◆ **Task material**:
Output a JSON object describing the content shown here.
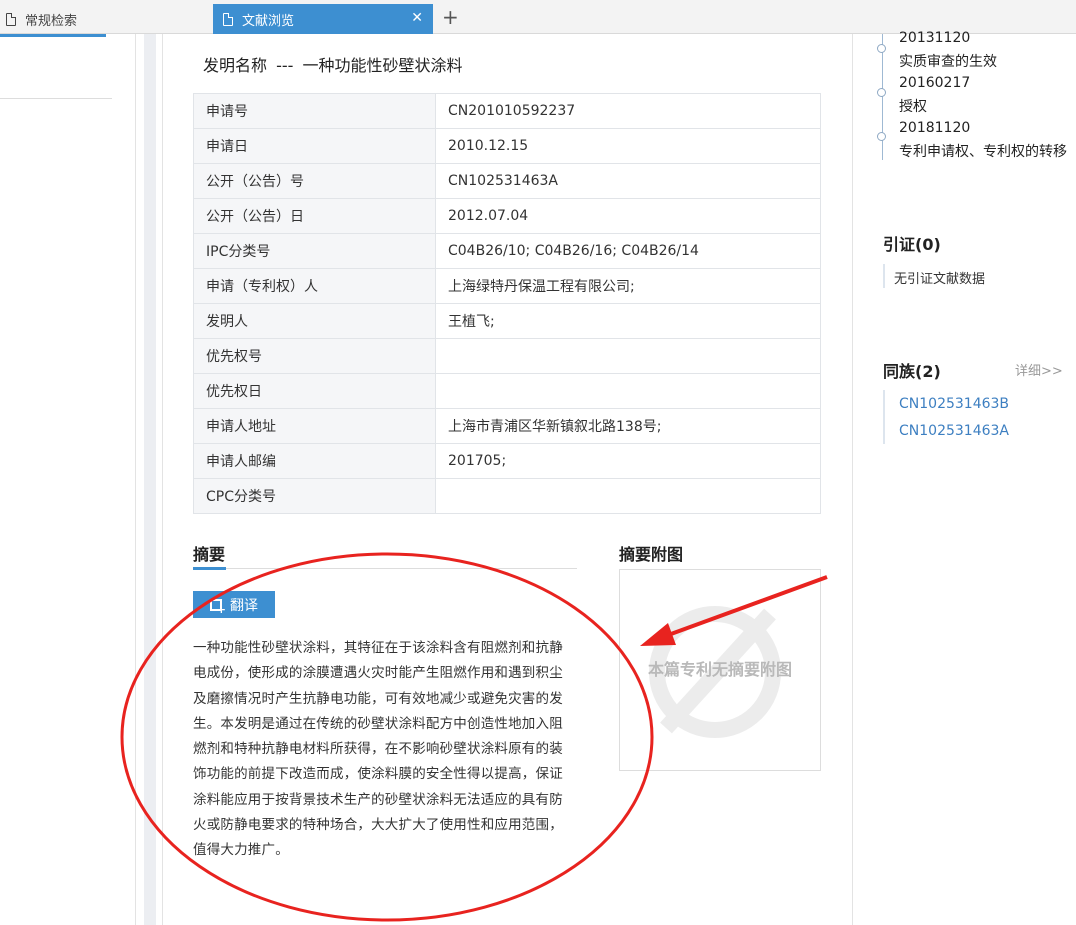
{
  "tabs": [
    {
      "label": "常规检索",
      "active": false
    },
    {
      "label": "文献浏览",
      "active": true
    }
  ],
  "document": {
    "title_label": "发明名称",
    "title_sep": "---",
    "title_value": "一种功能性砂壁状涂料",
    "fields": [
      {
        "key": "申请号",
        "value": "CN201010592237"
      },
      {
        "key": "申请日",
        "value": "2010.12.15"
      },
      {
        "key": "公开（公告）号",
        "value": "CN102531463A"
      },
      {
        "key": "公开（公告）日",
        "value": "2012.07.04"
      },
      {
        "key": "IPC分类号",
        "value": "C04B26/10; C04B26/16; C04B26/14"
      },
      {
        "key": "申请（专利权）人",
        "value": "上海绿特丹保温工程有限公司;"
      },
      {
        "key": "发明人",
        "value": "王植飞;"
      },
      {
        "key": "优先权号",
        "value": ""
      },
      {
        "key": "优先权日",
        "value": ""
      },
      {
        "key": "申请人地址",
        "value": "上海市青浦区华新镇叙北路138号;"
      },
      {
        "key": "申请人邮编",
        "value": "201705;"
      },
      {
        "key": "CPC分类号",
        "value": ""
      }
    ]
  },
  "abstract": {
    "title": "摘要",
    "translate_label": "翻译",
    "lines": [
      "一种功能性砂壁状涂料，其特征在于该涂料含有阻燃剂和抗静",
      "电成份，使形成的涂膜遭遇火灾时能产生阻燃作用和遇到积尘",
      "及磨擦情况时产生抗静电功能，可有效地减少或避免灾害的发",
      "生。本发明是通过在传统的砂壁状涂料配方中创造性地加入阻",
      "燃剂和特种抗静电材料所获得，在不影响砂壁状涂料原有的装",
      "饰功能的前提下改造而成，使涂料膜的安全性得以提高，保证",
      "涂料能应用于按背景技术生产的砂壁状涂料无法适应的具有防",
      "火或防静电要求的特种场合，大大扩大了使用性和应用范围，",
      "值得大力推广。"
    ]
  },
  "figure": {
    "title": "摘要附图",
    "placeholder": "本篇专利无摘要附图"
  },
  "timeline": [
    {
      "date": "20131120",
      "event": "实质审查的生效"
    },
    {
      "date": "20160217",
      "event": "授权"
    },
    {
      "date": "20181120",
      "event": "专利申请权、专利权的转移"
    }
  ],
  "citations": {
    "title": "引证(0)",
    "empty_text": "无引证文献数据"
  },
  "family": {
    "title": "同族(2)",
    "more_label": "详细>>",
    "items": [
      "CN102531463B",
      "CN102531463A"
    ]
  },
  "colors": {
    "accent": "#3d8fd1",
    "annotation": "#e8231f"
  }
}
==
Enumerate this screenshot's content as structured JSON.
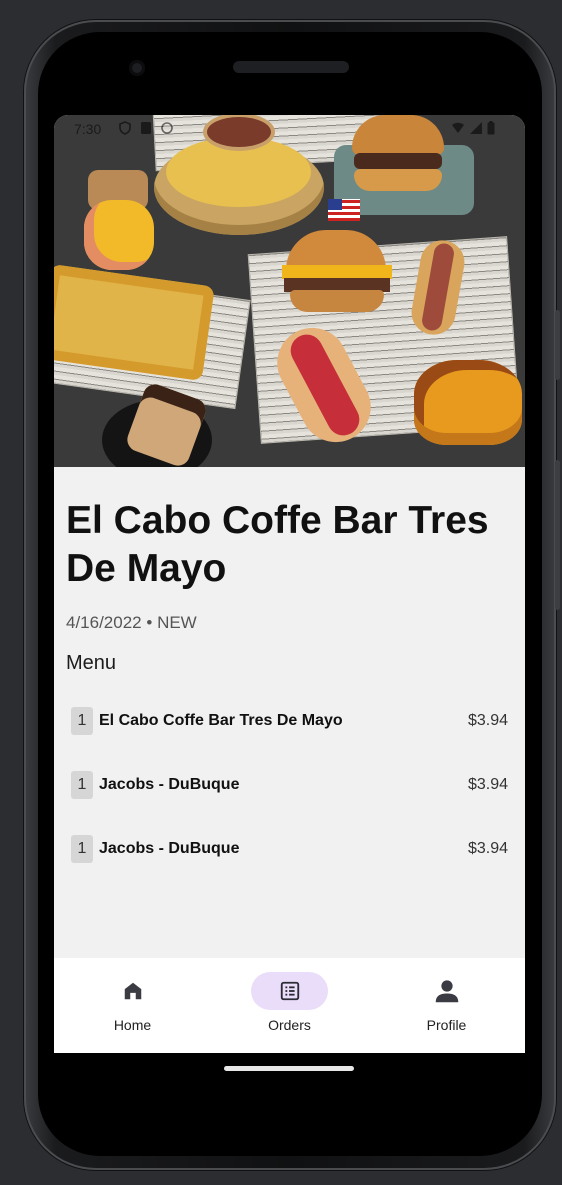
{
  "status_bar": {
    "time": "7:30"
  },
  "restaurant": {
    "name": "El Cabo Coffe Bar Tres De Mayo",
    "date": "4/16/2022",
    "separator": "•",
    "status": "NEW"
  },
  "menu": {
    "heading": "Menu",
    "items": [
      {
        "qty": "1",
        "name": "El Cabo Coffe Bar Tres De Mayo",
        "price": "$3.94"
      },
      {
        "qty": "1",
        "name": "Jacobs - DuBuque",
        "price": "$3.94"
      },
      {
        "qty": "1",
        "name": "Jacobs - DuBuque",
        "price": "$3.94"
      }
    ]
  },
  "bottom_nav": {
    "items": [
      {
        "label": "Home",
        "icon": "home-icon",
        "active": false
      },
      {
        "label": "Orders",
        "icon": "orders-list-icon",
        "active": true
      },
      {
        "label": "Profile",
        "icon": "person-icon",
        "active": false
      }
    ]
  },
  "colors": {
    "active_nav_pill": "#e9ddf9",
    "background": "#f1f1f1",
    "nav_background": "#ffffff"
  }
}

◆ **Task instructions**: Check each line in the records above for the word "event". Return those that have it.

◆ **Your response**:
      "event": "实质审查的生效"
      "event": "授权"
      "event": "专利申请权、专利权的转移"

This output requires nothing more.